Everett “Vic” Firth, the legendary musician, educator, and entrepreneur who performed with the Boston Symphony Orchestra for fifty years and founded the Vic Firth Company, died July 26 at age 85.
Born in Winchester, Massachusetts, and raised in Sanford, Maine, Vic Firth was the son of Rosemary and Everett E., a successful trumpet and cornet player who started the younger Firth on the cornet, the first of a variety of instruments he would learn, when he was four. By high school, he was playing percussion full-time, and by age 16, had formed the 18-piece Vic Firth Big Band, which performed throughout the New England area.
At age 21, Firth became the youngest member of the Boston Symphony Orchestra by 30 years. Not yet finished with his bachelor’s degree from the New England Conservatory of Music, he had to make special arrangements in order to complete his course work and degree. While still a student at the New England Conservatory, Firth also began to devote himself to teaching, which would become one of his lifelong passions. He started first in the preparatory department at the school, and eventually became head of their percussion department, a title he held for 44 years.
Firth was obsessed with the quality of sound, and this led to the birth of the Vic Firth Company in 1963. Firth hand whittled his first pair of sticks in his garage, and when word got out about his sticks’ quality, the company was born.
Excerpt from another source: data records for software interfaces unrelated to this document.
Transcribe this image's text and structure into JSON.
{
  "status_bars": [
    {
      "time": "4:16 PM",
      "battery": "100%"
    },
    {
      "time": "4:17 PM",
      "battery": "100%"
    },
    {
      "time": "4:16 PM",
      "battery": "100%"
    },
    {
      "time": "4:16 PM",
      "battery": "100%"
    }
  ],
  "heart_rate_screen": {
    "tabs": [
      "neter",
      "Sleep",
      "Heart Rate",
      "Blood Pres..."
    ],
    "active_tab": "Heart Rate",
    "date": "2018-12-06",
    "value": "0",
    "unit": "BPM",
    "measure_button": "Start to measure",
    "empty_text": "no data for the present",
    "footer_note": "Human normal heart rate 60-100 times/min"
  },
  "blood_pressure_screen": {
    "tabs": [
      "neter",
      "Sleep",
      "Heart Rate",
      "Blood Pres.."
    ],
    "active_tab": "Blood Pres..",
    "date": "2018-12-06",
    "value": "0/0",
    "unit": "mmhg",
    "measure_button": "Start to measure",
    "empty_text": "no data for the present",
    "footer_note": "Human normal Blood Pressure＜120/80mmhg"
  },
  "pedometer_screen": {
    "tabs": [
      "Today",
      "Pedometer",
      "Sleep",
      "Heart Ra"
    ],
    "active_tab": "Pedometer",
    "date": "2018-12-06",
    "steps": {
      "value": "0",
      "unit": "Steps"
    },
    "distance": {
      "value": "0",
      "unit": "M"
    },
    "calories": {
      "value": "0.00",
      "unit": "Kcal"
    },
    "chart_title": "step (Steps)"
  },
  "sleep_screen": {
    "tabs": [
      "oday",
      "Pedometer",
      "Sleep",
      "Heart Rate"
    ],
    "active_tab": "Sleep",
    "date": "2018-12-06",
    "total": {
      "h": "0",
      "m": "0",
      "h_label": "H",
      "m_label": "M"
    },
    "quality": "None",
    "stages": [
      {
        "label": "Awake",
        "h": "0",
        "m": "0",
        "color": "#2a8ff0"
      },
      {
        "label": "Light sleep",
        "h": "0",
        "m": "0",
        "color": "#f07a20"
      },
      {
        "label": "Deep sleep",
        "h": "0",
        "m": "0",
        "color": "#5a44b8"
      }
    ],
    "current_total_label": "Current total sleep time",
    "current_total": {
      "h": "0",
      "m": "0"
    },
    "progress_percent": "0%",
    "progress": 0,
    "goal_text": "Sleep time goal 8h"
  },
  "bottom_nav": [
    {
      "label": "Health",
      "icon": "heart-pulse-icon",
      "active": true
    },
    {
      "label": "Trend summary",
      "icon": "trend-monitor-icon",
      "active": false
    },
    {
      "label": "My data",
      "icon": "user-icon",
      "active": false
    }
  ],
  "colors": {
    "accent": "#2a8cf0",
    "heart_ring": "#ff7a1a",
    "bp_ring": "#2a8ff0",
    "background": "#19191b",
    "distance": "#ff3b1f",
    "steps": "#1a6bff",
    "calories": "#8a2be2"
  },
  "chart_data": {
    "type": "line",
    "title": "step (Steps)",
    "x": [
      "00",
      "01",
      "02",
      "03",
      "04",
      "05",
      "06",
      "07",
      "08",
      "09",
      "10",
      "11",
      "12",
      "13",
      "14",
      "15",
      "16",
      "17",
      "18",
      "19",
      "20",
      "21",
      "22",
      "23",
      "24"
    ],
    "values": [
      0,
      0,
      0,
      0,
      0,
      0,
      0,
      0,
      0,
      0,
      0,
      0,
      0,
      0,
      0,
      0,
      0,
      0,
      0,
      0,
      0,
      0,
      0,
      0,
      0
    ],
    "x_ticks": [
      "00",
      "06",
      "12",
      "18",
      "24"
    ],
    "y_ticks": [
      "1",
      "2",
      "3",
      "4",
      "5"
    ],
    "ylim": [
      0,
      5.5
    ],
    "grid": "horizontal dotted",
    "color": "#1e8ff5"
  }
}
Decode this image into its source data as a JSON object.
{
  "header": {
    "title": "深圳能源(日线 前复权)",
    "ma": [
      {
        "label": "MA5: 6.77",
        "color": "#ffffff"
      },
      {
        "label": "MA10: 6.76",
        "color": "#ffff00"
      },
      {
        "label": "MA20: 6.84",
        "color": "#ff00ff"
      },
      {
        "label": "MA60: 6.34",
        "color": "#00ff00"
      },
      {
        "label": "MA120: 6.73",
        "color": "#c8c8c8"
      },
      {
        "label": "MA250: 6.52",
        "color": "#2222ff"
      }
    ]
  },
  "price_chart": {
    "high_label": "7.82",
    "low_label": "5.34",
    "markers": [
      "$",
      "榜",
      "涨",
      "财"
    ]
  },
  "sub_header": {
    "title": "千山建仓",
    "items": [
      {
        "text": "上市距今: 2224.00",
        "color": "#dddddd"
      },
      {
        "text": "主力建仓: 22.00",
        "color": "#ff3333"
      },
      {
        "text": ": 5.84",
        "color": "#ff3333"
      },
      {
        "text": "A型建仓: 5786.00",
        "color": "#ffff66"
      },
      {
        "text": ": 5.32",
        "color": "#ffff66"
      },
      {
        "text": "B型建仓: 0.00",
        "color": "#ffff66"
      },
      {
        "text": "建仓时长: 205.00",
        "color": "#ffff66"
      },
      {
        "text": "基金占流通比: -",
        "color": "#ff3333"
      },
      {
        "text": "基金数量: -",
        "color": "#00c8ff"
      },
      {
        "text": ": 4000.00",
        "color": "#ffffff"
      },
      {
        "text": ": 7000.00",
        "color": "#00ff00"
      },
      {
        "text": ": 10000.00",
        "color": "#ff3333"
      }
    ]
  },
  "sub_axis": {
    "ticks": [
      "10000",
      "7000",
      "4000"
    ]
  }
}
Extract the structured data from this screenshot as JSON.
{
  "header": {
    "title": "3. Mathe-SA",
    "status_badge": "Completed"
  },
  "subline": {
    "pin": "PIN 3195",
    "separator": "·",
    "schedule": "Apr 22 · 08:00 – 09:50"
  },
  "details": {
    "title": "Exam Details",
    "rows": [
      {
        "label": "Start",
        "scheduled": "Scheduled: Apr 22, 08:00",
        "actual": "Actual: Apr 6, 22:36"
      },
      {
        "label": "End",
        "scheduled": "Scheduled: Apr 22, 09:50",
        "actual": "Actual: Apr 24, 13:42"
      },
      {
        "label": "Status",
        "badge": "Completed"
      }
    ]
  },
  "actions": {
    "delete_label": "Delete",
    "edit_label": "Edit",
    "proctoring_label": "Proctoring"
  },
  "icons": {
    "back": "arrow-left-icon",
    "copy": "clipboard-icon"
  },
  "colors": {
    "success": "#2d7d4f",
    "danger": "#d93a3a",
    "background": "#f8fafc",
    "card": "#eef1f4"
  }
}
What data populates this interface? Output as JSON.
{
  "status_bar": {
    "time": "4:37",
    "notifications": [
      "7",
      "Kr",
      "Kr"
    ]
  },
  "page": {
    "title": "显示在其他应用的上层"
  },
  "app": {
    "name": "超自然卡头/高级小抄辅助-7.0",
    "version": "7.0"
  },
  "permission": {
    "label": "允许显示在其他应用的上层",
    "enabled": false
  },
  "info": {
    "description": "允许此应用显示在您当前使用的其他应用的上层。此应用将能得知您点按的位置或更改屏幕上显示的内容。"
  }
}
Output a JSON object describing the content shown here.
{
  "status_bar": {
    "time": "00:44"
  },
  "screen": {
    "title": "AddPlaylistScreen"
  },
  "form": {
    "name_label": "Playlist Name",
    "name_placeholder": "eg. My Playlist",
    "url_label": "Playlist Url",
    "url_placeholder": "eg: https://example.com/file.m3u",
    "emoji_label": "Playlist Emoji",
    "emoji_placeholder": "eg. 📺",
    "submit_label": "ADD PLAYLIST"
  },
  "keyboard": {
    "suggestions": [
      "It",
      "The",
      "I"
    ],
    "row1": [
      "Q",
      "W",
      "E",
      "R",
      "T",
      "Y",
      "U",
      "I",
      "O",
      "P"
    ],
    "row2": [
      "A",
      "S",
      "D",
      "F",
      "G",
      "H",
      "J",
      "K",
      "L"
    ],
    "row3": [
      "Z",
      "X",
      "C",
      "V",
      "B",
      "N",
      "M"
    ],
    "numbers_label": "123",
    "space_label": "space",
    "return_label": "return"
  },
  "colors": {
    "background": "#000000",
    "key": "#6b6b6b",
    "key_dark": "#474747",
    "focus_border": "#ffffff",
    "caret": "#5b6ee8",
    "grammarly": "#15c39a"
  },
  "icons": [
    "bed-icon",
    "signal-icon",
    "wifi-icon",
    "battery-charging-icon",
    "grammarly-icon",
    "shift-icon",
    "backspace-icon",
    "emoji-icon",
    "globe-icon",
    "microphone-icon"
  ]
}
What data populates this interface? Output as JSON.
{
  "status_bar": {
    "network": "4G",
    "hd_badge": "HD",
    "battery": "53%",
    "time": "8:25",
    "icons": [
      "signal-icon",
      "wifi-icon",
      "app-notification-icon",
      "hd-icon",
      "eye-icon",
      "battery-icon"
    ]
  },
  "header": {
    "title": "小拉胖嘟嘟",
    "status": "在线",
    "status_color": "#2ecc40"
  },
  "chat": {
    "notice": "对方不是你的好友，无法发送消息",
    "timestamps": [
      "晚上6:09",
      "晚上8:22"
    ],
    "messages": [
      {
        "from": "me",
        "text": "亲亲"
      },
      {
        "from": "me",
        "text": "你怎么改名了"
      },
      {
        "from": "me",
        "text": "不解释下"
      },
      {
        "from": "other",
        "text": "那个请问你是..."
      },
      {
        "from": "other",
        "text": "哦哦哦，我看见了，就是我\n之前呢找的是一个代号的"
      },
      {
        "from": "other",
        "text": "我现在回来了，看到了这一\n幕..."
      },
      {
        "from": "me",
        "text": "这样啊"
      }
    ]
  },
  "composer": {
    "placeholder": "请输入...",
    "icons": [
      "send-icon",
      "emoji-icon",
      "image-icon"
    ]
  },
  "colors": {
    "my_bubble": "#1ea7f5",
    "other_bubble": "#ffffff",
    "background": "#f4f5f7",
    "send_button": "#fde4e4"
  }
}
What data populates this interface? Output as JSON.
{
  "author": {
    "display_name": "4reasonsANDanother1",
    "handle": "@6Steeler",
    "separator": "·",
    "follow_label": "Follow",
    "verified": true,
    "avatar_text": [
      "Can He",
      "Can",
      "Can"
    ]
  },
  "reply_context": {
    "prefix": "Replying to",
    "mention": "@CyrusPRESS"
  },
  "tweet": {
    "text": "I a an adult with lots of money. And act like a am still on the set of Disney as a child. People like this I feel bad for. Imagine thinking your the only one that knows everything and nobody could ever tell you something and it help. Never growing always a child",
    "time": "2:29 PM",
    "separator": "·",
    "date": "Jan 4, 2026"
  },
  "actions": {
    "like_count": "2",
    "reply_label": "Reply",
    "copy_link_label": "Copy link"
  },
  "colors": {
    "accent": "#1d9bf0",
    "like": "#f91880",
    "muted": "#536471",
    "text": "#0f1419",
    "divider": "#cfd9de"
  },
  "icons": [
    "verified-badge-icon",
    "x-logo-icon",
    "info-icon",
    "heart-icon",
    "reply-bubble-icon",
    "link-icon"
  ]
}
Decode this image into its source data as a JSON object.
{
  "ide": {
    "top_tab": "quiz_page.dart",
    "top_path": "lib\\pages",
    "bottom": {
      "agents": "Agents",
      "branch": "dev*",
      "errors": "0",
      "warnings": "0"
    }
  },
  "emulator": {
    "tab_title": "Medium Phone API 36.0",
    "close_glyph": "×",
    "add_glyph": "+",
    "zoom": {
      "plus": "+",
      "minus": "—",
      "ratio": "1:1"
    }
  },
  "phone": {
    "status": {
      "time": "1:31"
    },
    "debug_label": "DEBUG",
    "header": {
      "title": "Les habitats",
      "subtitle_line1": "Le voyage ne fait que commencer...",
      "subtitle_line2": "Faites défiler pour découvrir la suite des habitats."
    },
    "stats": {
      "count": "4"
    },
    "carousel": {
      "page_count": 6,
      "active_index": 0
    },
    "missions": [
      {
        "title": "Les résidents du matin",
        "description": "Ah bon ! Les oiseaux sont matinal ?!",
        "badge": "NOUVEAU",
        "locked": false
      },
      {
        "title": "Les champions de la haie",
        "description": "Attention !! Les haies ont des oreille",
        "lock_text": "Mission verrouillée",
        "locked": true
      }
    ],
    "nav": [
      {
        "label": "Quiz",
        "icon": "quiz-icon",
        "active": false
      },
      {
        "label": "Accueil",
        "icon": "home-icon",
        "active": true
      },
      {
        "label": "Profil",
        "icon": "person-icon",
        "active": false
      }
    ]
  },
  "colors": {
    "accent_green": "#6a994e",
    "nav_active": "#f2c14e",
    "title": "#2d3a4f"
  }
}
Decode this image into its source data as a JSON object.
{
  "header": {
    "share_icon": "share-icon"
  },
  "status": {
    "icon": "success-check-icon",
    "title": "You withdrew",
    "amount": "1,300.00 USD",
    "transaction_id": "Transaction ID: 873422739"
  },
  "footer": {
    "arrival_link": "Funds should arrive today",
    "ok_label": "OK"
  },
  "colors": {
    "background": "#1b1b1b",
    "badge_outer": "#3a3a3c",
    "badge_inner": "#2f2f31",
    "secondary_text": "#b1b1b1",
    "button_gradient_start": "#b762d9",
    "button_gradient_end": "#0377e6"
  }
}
Firth is credited with inventing or standardizing many of the key manufacturing processes used today in the drumstick world.